Data about app and page elements
========================

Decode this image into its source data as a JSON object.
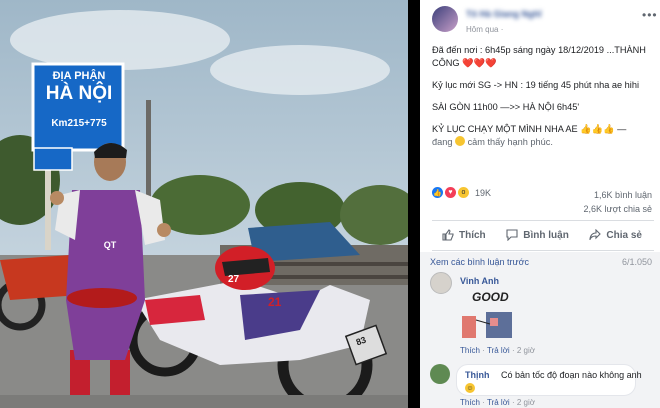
{
  "photo": {
    "sign_line1": "ĐỊA PHẬN",
    "sign_line2": "HÀ NỘI",
    "sign_line3": "Km215+775",
    "jersey": "QT",
    "plate": "83",
    "helmet_number": "27",
    "bike_number": "21"
  },
  "post": {
    "poster_name": "Tô Hà Giang Nghĩ",
    "time": "Hôm qua",
    "line1": "Đã đến nơi : 6h45p sáng ngày 18/12/2019 ...THÀNH CÔNG ❤️❤️❤️",
    "line2": "Kỷ lục mới SG -> HN : 19 tiếng 45 phút nha ae hihi",
    "line3": "SÀI GÒN 11h00 —>> HÀ NỘI 6h45'",
    "line4a": "KỶ LỤC CHẠY MỘT MÌNH NHA AE 👍👍👍 —",
    "line4b": "đang",
    "line4c": "cảm thấy hạnh phúc.",
    "reaction_count": "19K",
    "comments_count": "1,6K bình luận",
    "shares_count": "2,6K lượt chia sẻ",
    "like_label": "Thích",
    "comment_label": "Bình luận",
    "share_label": "Chia sẻ"
  },
  "comments": {
    "view_previous": "Xem các bình luận trước",
    "page_count": "6/1.050",
    "items": [
      {
        "name": "Vinh Anh",
        "sticker_text": "GOOD",
        "like": "Thích",
        "reply": "Trả lời",
        "time": "2 giờ"
      },
      {
        "name": "Thịnh",
        "text": "Có bản tốc độ đoạn nào không anh",
        "like": "Thích",
        "reply": "Trả lời",
        "time": "2 giờ"
      }
    ]
  },
  "colors": {
    "link": "#385898",
    "like_blue": "#1877f2",
    "heart": "#f33e58",
    "sign_blue": "#1668c6"
  }
}
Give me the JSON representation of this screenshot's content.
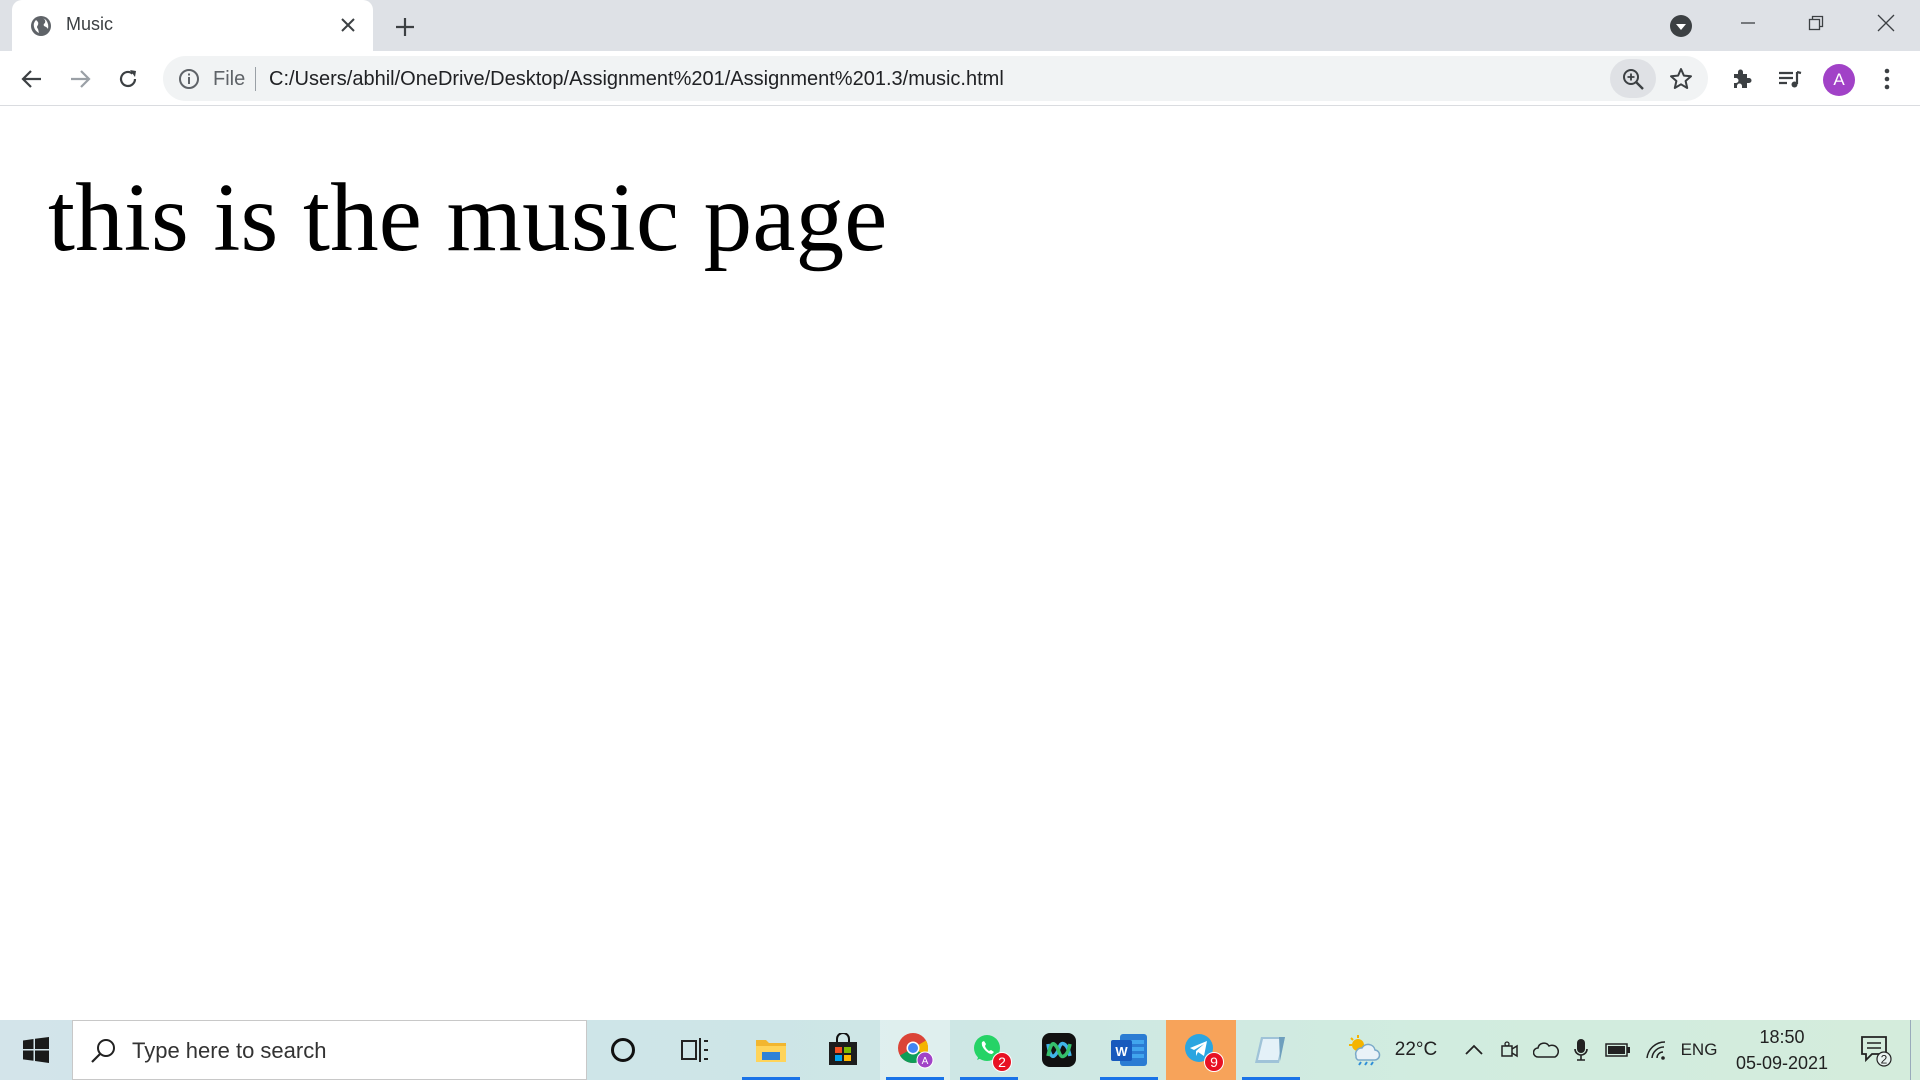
{
  "browser": {
    "tab_title": "Music",
    "omnibox_scheme_label": "File",
    "omnibox_url": "C:/Users/abhil/OneDrive/Desktop/Assignment%201/Assignment%201.3/music.html",
    "profile_initial": "A"
  },
  "page": {
    "heading": "this is the music page"
  },
  "taskbar": {
    "search_placeholder": "Type here to search",
    "apps": [
      {
        "name": "Cortana",
        "icon": "circle-icon"
      },
      {
        "name": "Task View",
        "icon": "task-view-icon"
      },
      {
        "name": "File Explorer",
        "icon": "folder-icon"
      },
      {
        "name": "Microsoft Store",
        "icon": "store-icon"
      },
      {
        "name": "Google Chrome",
        "icon": "chrome-icon"
      },
      {
        "name": "WhatsApp",
        "icon": "whatsapp-icon",
        "badge": "2"
      },
      {
        "name": "Webex",
        "icon": "webex-icon"
      },
      {
        "name": "Microsoft Word",
        "icon": "word-icon"
      },
      {
        "name": "Telegram",
        "icon": "telegram-icon",
        "badge": "9"
      },
      {
        "name": "Notepad",
        "icon": "notepad-icon"
      }
    ],
    "weather_temp": "22°C",
    "language": "ENG",
    "time": "18:50",
    "date": "05-09-2021",
    "notification_count": "2"
  },
  "colors": {
    "tabstrip_bg": "#dee1e6",
    "omnibox_bg": "#f1f3f4",
    "avatar": "#a142c7",
    "taskbar_active_underline": "#1a73e8"
  }
}
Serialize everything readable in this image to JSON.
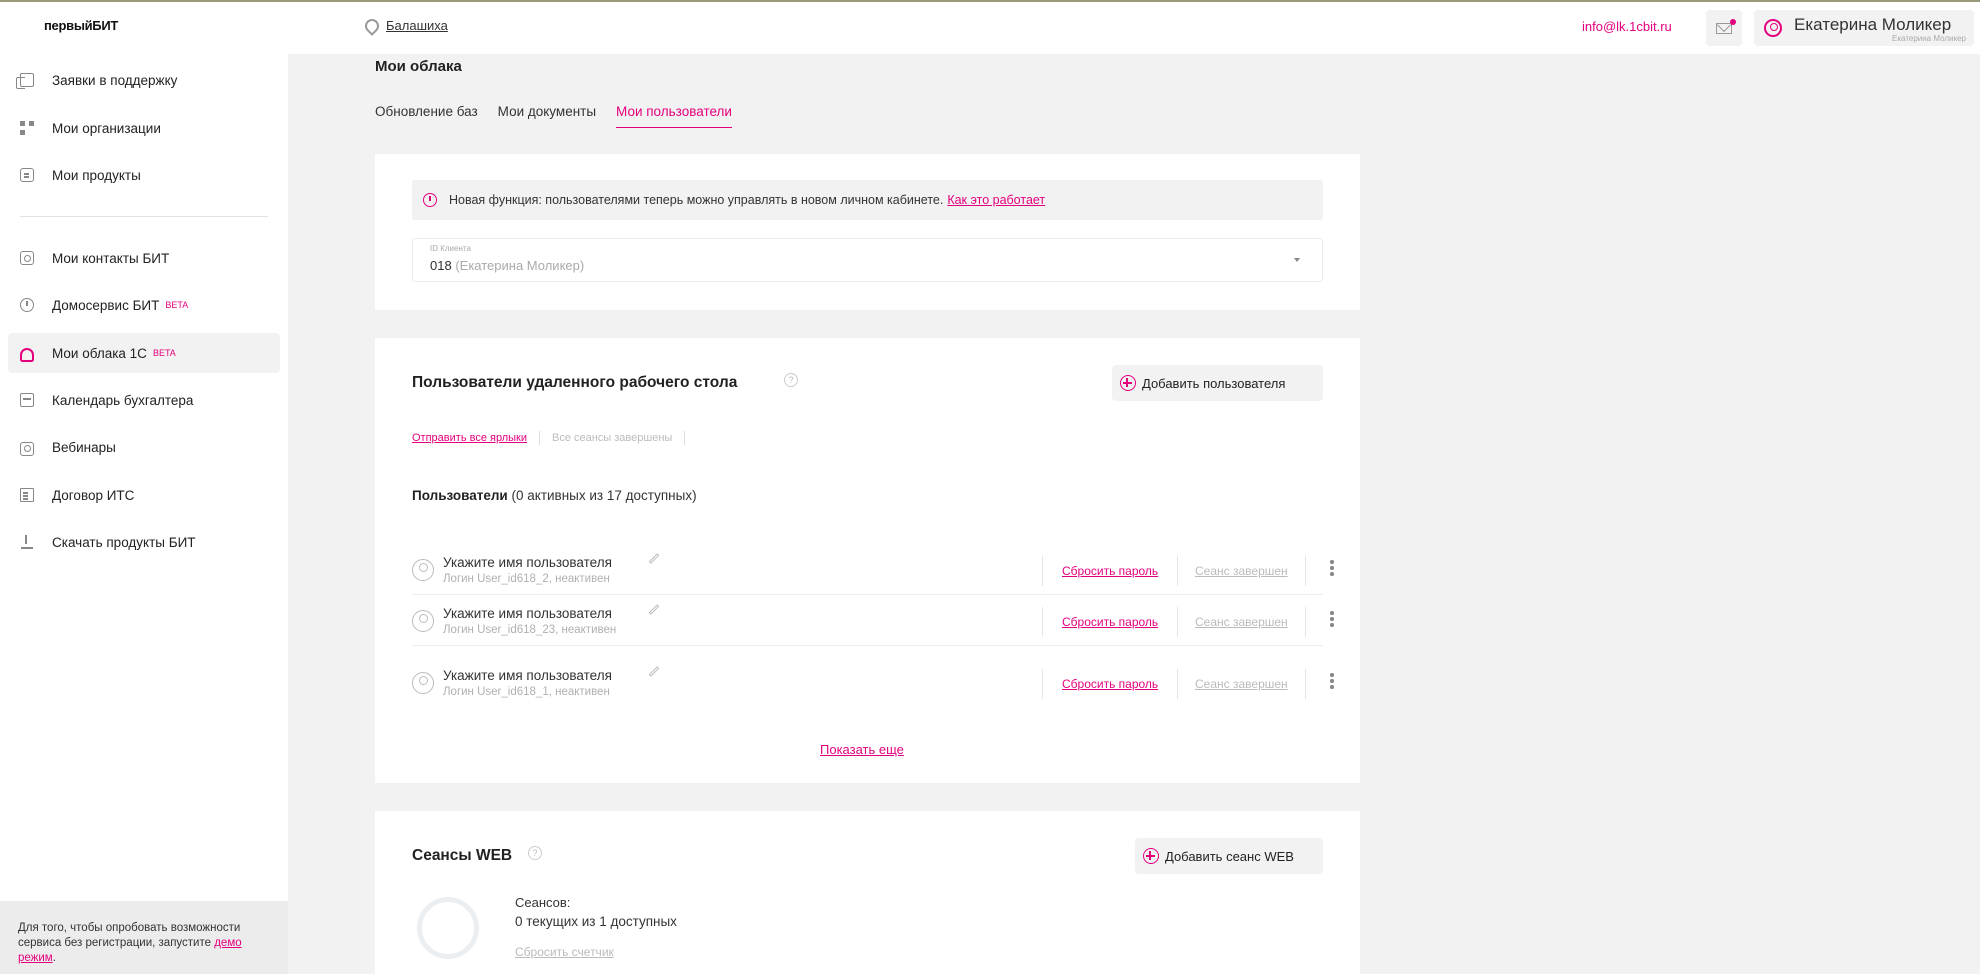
{
  "header": {
    "logo": "первыйБИТ",
    "city": "Балашиха",
    "email": "info@lk.1cbit.ru",
    "user_name": "Екатерина Моликер",
    "user_sub": "Екатерина Моликер"
  },
  "sidebar": {
    "items": [
      {
        "label": "Заявки в поддержку",
        "icon": "document-stack-icon"
      },
      {
        "label": "Мои организации",
        "icon": "grid-icon"
      },
      {
        "label": "Мои продукты",
        "icon": "box-icon"
      },
      {
        "label": "Мои контакты БИТ",
        "icon": "contact-icon"
      },
      {
        "label": "Домосервис БИТ",
        "badge": "BETA",
        "icon": "clock-icon"
      },
      {
        "label": "Мои облака 1С",
        "badge": "BETA",
        "icon": "cloud-icon",
        "active": true
      },
      {
        "label": "Календарь бухгалтера",
        "icon": "calendar-icon"
      },
      {
        "label": "Вебинары",
        "icon": "camera-icon"
      },
      {
        "label": "Договор ИТС",
        "icon": "paper-icon"
      },
      {
        "label": "Скачать продукты БИТ",
        "icon": "download-icon"
      }
    ],
    "promo_text": "Для того, чтобы опробовать возможности сервиса без регистрации, запустите ",
    "promo_link": "демо режим",
    "promo_end": "."
  },
  "main": {
    "title": "Мои облака",
    "tabs": [
      {
        "label": "Обновление баз"
      },
      {
        "label": "Мои документы"
      },
      {
        "label": "Мои пользователи",
        "active": true
      }
    ],
    "notice": {
      "text": "Новая функция: пользователями теперь можно управлять в новом личном кабинете.",
      "link": "Как это работает"
    },
    "client_select": {
      "label": "ID Клиента",
      "value": "018",
      "value_note": "(Екатерина Моликер)"
    },
    "rdp": {
      "title": "Пользователи удаленного рабочего стола",
      "add_button": "Добавить пользователя",
      "send_all_link": "Отправить все ярлыки",
      "all_sessions_ended": "Все сеансы завершены",
      "users_label": "Пользователи",
      "users_count": "(0 активных из 17 доступных)",
      "users": [
        {
          "name": "Укажите имя пользователя",
          "login": "Логин User_id618_2, неактивен",
          "reset": "Сбросить пароль",
          "status": "Сеанс завершен"
        },
        {
          "name": "Укажите имя пользователя",
          "login": "Логин User_id618_23, неактивен",
          "reset": "Сбросить пароль",
          "status": "Сеанс завершен"
        },
        {
          "name": "Укажите имя пользователя",
          "login": "Логин User_id618_1, неактивен",
          "reset": "Сбросить пароль",
          "status": "Сеанс завершен"
        }
      ],
      "show_more": "Показать еще"
    },
    "web": {
      "title": "Сеансы WEB",
      "add_button": "Добавить сеанс WEB",
      "sessions_label": "Сеансов:",
      "sessions_value": "0 текущих из 1 доступных",
      "reset_counter": "Сбросить счетчик"
    }
  },
  "colors": {
    "accent": "#e4007d",
    "background": "#f2f2f2"
  }
}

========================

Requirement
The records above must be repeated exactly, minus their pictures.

Task solution
Decode this image into its source data as a JSON object.
{
  "photo": {
    "sign_line1": "ĐỊA PHẬN",
    "sign_line2": "HÀ NỘI",
    "sign_line3": "Km215+775",
    "jersey": "QT",
    "plate": "83",
    "helmet_number": "27",
    "bike_number": "21"
  },
  "post": {
    "poster_name": "Tô Hà Giang Nghĩ",
    "time": "Hôm qua",
    "line1": "Đã đến nơi : 6h45p sáng ngày 18/12/2019 ...THÀNH CÔNG ❤️❤️❤️",
    "line2": "Kỷ lục mới SG -> HN : 19 tiếng 45 phút nha ae hihi",
    "line3": "SÀI GÒN 11h00 —>> HÀ NỘI 6h45'",
    "line4a": "KỶ LỤC CHẠY MỘT MÌNH NHA AE 👍👍👍 —",
    "line4b": "đang",
    "line4c": "cảm thấy hạnh phúc.",
    "reaction_count": "19K",
    "comments_count": "1,6K bình luận",
    "shares_count": "2,6K lượt chia sẻ",
    "like_label": "Thích",
    "comment_label": "Bình luận",
    "share_label": "Chia sẻ"
  },
  "comments": {
    "view_previous": "Xem các bình luận trước",
    "page_count": "6/1.050",
    "items": [
      {
        "name": "Vinh Anh",
        "sticker_text": "GOOD",
        "like": "Thích",
        "reply": "Trả lời",
        "time": "2 giờ"
      },
      {
        "name": "Thịnh",
        "text": "Có bản tốc độ đoạn nào không anh",
        "like": "Thích",
        "reply": "Trả lời",
        "time": "2 giờ"
      }
    ]
  },
  "colors": {
    "link": "#385898",
    "like_blue": "#1877f2",
    "heart": "#f33e58",
    "sign_blue": "#1668c6"
  }
}
Give me the JSON representation of this screenshot's content.
{
  "browser": {
    "tab_title": "Music",
    "omnibox_scheme_label": "File",
    "omnibox_url": "C:/Users/abhil/OneDrive/Desktop/Assignment%201/Assignment%201.3/music.html",
    "profile_initial": "A"
  },
  "page": {
    "heading": "this is the music page"
  },
  "taskbar": {
    "search_placeholder": "Type here to search",
    "apps": [
      {
        "name": "Cortana",
        "icon": "circle-icon"
      },
      {
        "name": "Task View",
        "icon": "task-view-icon"
      },
      {
        "name": "File Explorer",
        "icon": "folder-icon"
      },
      {
        "name": "Microsoft Store",
        "icon": "store-icon"
      },
      {
        "name": "Google Chrome",
        "icon": "chrome-icon"
      },
      {
        "name": "WhatsApp",
        "icon": "whatsapp-icon",
        "badge": "2"
      },
      {
        "name": "Webex",
        "icon": "webex-icon"
      },
      {
        "name": "Microsoft Word",
        "icon": "word-icon"
      },
      {
        "name": "Telegram",
        "icon": "telegram-icon",
        "badge": "9"
      },
      {
        "name": "Notepad",
        "icon": "notepad-icon"
      }
    ],
    "weather_temp": "22°C",
    "language": "ENG",
    "time": "18:50",
    "date": "05-09-2021",
    "notification_count": "2"
  },
  "colors": {
    "tabstrip_bg": "#dee1e6",
    "omnibox_bg": "#f1f3f4",
    "avatar": "#a142c7",
    "taskbar_active_underline": "#1a73e8"
  }
}
Serialize everything readable in this image to JSON.
{
  "header": {
    "logo": "первыйБИТ",
    "city": "Балашиха",
    "email": "info@lk.1cbit.ru",
    "user_name": "Екатерина Моликер",
    "user_sub": "Екатерина Моликер"
  },
  "sidebar": {
    "items": [
      {
        "label": "Заявки в поддержку",
        "icon": "document-stack-icon"
      },
      {
        "label": "Мои организации",
        "icon": "grid-icon"
      },
      {
        "label": "Мои продукты",
        "icon": "box-icon"
      },
      {
        "label": "Мои контакты БИТ",
        "icon": "contact-icon"
      },
      {
        "label": "Домосервис БИТ",
        "badge": "BETA",
        "icon": "clock-icon"
      },
      {
        "label": "Мои облака 1С",
        "badge": "BETA",
        "icon": "cloud-icon",
        "active": true
      },
      {
        "label": "Календарь бухгалтера",
        "icon": "calendar-icon"
      },
      {
        "label": "Вебинары",
        "icon": "camera-icon"
      },
      {
        "label": "Договор ИТС",
        "icon": "paper-icon"
      },
      {
        "label": "Скачать продукты БИТ",
        "icon": "download-icon"
      }
    ],
    "promo_text": "Для того, чтобы опробовать возможности сервиса без регистрации, запустите ",
    "promo_link": "демо режим",
    "promo_end": "."
  },
  "main": {
    "title": "Мои облака",
    "tabs": [
      {
        "label": "Обновление баз"
      },
      {
        "label": "Мои документы"
      },
      {
        "label": "Мои пользователи",
        "active": true
      }
    ],
    "notice": {
      "text": "Новая функция: пользователями теперь можно управлять в новом личном кабинете.",
      "link": "Как это работает"
    },
    "client_select": {
      "label": "ID Клиента",
      "value": "018",
      "value_note": "(Екатерина Моликер)"
    },
    "rdp": {
      "title": "Пользователи удаленного рабочего стола",
      "add_button": "Добавить пользователя",
      "send_all_link": "Отправить все ярлыки",
      "all_sessions_ended": "Все сеансы завершены",
      "users_label": "Пользователи",
      "users_count": "(0 активных из 17 доступных)",
      "users": [
        {
          "name": "Укажите имя пользователя",
          "login": "Логин User_id618_2, неактивен",
          "reset": "Сбросить пароль",
          "status": "Сеанс завершен"
        },
        {
          "name": "Укажите имя пользователя",
          "login": "Логин User_id618_23, неактивен",
          "reset": "Сбросить пароль",
          "status": "Сеанс завершен"
        },
        {
          "name": "Укажите имя пользователя",
          "login": "Логин User_id618_1, неактивен",
          "reset": "Сбросить пароль",
          "status": "Сеанс завершен"
        }
      ],
      "show_more": "Показать еще"
    },
    "web": {
      "title": "Сеансы WEB",
      "add_button": "Добавить сеанс WEB",
      "sessions_label": "Сеансов:",
      "sessions_value": "0 текущих из 1 доступных",
      "reset_counter": "Сбросить счетчик"
    }
  },
  "colors": {
    "accent": "#e4007d",
    "background": "#f2f2f2"
  }
}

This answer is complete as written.